* [WORK ITEM]
Set the records down again exactly, apart from any pictures in them.

* [EXTRACTED ENTRIES]

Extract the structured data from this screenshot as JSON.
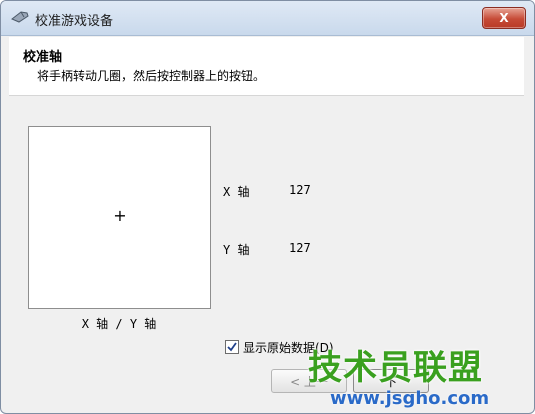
{
  "window": {
    "title": "校准游戏设备",
    "close_label": "X"
  },
  "header": {
    "title": "校准轴",
    "description": "将手柄转动几圈，然后按控制器上的按钮。"
  },
  "axis_display": {
    "crosshair": "+",
    "caption": "X 轴 / Y 轴"
  },
  "axes": [
    {
      "label": "X 轴",
      "value": "127"
    },
    {
      "label": "Y 轴",
      "value": "127"
    }
  ],
  "raw_data_checkbox": {
    "label": "显示原始数据(D)",
    "checked": true
  },
  "buttons": {
    "back": "< 上一",
    "next": "下"
  },
  "watermark": {
    "text": "技术员联盟",
    "url": "www.jsgho.com"
  }
}
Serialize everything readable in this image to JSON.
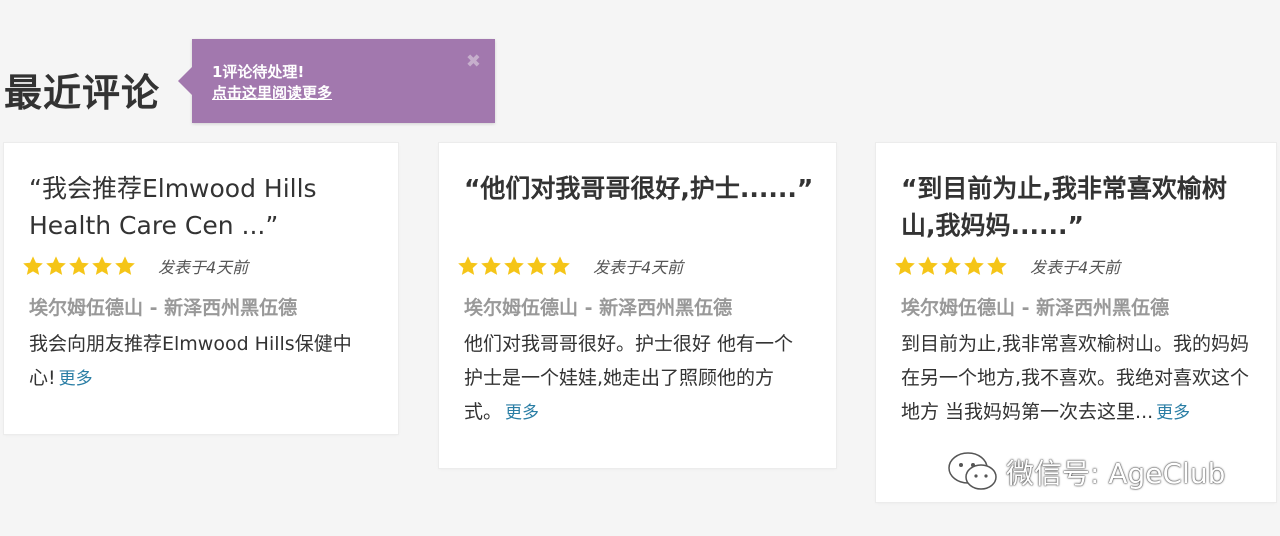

* [RESULT BELOW]
Extract the structured data from this screenshot as JSON.
{
  "window": {
    "title": "校准游戏设备",
    "close_label": "X"
  },
  "header": {
    "title": "校准轴",
    "description": "将手柄转动几圈，然后按控制器上的按钮。"
  },
  "axis_display": {
    "crosshair": "+",
    "caption": "X 轴 / Y 轴"
  },
  "axes": [
    {
      "label": "X 轴",
      "value": "127"
    },
    {
      "label": "Y 轴",
      "value": "127"
    }
  ],
  "raw_data_checkbox": {
    "label": "显示原始数据(D)",
    "checked": true
  },
  "buttons": {
    "back": "< 上一",
    "next": "下"
  },
  "watermark": {
    "text": "技术员联盟",
    "url": "www.jsgho.com"
  }
}
Serialize everything readable in this image to JSON.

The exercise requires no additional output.